Thursday, 29 June 2006

A good summary of the web revolution

I've read much hype about the internet and 'web 2.0' over the years. Most describes it as techie utopia and cultural phenomena (both good and bad). Here's a bit more, but it gets to the essence of the web - that it is, increasingly, a social phenomenon rather than a technical one.

The industrial revolution isn't remembered for its machines, but for the way it shaped society: migration from countryside to cities, merchants/industrialists superceding aristocracy in wealth, the birth of the modern corporation. This article provides a hint of how the early days of the web many be remembered in years to come.

Friday, 23 June 2006

World Cup tech

Here's an interesting insight into what goes into (and out of) planning the tech infrastructure for a World Cup. I like the stats:
20 terabytes of converged voice and data traffic - or enough to fill 5,120 iPod Nanos at a rate of 170 per day
I wonder if that will become a standard measure as these sort of events evolve? "That was an 8,000 iPod event, that was!"

Wednesday, 21 June 2006

Firefox Extension primer

Have Firefox, will extend. I can't think of what I'd want to write and extension about, but it's useful to know what's involved. Stops me getting out-Xuled or over-chromed by techies...

Sunday, 18 June 2006

An Open game console? Bring it on.

The GP2X is shaping up to be a nice piece of hardware for those who are tired of the proprietary games consoles and their expensive games. Neat features include running on Linux, the use of USB 2.0 and SD card technology and the ability to play everything (movies, photos and games) through a TV. It evens has emulators for most legacy consoles and the games are free.
All it needs to annihilate the competition is WiFi.

Icing on the cake? All of this costs a mere £125 - haven't you got one yet?

Tuesday, 13 June 2006

Interesting perspective on the Blackberry's future

I've never been a Blackberry fan. They seem to lack a personal touch, which I suppose is why corporate IT like them so much.This review (Mobile Tech Review) suggests that they may even be at risk in that area: "Research in Motion have again evolved the BlackBerry. There's no denying that this is a better BlackBerry than yesterday's, even with the dreadful construction quality. I'm going to assume that the next BlackBerry will rectify that backward step. I am fearful for research in motion and their future though, I don't think that they are evolving fast enough; I think this is a good product but it is a year old already.
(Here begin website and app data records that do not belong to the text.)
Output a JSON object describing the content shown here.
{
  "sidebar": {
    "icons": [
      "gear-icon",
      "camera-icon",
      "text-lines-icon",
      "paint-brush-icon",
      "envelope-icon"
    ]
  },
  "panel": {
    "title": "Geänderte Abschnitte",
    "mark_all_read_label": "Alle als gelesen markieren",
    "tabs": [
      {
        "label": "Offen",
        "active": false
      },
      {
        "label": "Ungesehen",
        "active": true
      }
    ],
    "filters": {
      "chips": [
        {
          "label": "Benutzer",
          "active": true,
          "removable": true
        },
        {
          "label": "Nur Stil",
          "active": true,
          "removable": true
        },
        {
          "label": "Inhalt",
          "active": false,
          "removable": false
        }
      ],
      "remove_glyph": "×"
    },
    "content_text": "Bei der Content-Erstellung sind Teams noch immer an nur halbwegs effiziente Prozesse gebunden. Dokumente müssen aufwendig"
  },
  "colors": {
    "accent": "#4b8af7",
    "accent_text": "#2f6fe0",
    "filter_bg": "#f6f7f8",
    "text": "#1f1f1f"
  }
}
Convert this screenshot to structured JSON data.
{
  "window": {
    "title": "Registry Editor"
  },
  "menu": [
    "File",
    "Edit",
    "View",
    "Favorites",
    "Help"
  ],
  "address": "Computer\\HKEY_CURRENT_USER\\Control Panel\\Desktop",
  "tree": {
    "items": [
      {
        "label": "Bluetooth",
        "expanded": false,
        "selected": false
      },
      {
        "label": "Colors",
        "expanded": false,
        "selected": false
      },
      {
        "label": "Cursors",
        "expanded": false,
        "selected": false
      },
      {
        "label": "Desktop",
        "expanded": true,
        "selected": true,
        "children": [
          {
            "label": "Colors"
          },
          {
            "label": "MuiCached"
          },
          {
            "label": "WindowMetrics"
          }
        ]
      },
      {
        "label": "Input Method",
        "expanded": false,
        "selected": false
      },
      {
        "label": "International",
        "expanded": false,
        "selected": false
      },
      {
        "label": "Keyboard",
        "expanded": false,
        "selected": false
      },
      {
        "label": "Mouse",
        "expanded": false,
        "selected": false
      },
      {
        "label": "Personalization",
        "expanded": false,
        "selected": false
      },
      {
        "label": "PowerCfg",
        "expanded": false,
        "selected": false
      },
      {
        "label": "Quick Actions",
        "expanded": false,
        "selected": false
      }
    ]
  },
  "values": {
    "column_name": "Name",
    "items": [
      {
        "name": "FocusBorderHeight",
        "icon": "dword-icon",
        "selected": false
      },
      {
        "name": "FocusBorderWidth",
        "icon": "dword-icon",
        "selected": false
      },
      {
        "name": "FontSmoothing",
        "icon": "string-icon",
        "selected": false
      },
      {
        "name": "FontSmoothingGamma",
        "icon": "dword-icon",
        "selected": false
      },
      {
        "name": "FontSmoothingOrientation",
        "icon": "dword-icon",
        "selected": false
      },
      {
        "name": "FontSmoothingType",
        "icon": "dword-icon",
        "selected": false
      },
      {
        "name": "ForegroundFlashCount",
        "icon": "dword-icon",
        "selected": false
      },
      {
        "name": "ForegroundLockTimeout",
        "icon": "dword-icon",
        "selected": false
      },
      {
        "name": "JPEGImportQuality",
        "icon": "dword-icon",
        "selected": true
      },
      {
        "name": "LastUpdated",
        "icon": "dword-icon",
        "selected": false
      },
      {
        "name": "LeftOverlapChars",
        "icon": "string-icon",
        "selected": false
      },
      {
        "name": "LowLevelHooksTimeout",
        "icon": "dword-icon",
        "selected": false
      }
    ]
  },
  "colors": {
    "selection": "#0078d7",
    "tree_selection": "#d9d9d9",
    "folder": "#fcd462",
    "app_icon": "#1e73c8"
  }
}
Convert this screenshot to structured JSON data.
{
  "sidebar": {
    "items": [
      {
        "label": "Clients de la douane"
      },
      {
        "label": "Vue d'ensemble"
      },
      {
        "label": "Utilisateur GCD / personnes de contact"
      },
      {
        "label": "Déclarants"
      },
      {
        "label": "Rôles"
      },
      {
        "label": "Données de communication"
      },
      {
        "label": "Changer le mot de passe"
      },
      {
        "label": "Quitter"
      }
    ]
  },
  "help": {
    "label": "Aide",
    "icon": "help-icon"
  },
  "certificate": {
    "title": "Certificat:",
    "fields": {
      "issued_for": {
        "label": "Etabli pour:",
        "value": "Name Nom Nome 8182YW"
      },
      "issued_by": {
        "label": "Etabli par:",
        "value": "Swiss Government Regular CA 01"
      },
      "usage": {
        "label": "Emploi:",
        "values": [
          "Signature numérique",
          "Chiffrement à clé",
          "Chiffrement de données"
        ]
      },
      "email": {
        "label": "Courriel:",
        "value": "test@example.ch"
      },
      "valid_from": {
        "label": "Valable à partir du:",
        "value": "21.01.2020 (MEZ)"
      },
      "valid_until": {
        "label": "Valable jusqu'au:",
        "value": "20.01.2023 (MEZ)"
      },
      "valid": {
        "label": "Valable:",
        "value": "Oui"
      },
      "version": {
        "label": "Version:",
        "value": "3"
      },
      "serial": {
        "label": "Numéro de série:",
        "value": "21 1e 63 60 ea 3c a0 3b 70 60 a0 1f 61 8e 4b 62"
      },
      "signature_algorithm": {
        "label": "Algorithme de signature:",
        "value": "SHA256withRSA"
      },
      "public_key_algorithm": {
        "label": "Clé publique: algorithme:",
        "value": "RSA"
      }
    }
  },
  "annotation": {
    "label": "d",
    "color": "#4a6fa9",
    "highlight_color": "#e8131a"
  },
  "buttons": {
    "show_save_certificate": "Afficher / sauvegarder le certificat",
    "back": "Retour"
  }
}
In the enterprise market the BlackBerry still has a solid and faithful following but in the company that I am responsible for I have already replaced BlackBerry with Pocket PC and the reason for that comes down to the exchange server that I run, my Pocket PCs, smartphones and PalmOne Treos can synchronize with exchange directly, they don't need the costly BlackBerry Enterprise Server to help them out. By choosing Pocket PC over BlackBerry I'm just saving money, improving reliability, adding features and cutting out another step that I must provide and support, it's as simple as that.

If you're a BlackBerry die hard you'll like this new model but if you're a pragmatist I think you might conclude that the rest of the world has overtaken the BlackBerry. RIM, we thank you for the Push email; we’ll always remember you for that."

A Decent Apple Synopsis

This seemed a useful article to post as it contains most of the material which technocrats tend to argue on when the subject of Apple rears its head. Essentially it argues that biggest is not always best (a mantra used far too often in the industry) and that, just because you don't dominate a market, you are not going to fall under capitalist pressure.

Tuesday, 6 June 2006

Google Office?

They've already bought Writely, which is an online wordprocessor (v good one, actually - it even does PDFs). And, as the link above shows, there's a spreadsheet imminent.

Begging the corporate question: what's an OS? That's so 20th C, man. Soon it will only be multimedia that requires an OS (ie. heavy processor/network stuff), and which OS would you choose for that? (Hint: check out these Final Cut Express demos)

Here's the question, though: how does this web app directly make revenue?
Google ads on the page? That's fine for a search results page, but for a productivity page? Imagine if Microsoft did banner ads in Office. Putting aside the outrage from license paying customers, I suspect it might bug your typical office drone too. So, what's the alternative? Charging for it? Come on, this is Google. They're the nice guys who give great stuff away for free, and you can even earn money from them. They can't charge us, or we'd boycott them, like the spoilt websurfers we are. So... maybe there's no direct revenue. Maybe it will all be funded from search page ad revenue. It certainly seems to be how Google Calendar is configured. Not sure how that will fly with investors. It certainly doesn't make much business sense: you want to keep the revenue as close to the costs in a diverse portfolio like Google's. So, what's the plan guys?